Work task:
Please copy each line in the records below that contains the string "Pictures".

Data for this task:
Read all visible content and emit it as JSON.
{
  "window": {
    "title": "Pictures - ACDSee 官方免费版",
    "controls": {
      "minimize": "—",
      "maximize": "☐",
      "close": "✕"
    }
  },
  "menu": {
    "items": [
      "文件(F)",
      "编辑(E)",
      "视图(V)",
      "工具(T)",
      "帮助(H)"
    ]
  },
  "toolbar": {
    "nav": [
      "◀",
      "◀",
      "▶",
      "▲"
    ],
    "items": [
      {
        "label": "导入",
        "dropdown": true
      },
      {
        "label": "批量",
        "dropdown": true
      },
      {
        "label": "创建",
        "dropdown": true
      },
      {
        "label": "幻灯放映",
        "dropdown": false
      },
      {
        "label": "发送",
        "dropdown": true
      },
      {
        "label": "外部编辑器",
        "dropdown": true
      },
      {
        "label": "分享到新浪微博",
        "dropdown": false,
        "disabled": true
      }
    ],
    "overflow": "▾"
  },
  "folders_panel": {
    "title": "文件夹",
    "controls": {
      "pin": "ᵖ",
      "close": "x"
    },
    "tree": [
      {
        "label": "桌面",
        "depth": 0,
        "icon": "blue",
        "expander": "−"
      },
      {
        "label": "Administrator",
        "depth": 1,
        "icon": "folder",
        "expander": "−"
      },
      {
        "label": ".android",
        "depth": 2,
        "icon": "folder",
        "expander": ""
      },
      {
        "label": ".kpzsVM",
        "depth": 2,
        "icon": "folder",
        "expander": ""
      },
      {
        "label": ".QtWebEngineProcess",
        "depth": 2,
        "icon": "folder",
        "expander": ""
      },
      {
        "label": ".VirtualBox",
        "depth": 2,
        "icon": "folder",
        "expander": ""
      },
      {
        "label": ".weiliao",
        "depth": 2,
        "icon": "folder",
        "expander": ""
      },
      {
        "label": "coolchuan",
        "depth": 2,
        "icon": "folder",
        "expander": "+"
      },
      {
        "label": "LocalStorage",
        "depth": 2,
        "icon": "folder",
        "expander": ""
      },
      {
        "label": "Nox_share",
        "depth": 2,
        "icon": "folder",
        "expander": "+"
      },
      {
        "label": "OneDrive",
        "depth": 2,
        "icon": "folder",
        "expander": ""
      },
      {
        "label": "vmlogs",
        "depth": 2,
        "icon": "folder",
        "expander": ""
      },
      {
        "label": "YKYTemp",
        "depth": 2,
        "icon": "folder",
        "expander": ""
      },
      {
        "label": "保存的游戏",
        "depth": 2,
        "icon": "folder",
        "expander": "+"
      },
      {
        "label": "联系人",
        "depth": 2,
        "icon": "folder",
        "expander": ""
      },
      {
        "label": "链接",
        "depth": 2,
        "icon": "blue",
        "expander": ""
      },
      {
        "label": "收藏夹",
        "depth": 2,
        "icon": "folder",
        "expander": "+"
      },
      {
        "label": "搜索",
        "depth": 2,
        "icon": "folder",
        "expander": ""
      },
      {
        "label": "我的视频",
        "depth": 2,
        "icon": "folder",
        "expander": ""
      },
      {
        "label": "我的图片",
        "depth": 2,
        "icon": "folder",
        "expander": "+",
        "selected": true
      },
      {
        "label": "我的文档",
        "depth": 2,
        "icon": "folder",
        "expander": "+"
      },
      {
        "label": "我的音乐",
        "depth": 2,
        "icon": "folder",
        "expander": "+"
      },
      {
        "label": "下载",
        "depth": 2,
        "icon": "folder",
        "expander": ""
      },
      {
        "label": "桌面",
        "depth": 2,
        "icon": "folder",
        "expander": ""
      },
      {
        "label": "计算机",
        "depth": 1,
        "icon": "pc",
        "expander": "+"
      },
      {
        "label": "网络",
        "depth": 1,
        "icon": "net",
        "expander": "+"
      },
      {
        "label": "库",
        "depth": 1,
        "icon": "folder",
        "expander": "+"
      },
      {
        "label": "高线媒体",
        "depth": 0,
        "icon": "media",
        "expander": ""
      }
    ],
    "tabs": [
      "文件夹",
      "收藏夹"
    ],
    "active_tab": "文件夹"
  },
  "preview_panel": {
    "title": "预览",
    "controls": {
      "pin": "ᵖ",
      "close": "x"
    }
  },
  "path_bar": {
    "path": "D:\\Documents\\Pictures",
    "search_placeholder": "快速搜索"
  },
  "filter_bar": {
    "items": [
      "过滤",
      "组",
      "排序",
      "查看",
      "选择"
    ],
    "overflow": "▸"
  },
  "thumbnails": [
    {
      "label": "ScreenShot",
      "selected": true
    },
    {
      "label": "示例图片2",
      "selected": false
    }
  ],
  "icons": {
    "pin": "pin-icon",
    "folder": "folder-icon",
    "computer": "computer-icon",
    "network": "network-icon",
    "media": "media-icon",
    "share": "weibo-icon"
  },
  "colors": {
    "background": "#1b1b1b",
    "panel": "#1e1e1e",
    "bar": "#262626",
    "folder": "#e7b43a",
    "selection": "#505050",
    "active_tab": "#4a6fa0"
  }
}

Reply to the exercise:
    "title": "Pictures - ACDSee 官方免费版",
    "path": "D:\\Documents\\Pictures",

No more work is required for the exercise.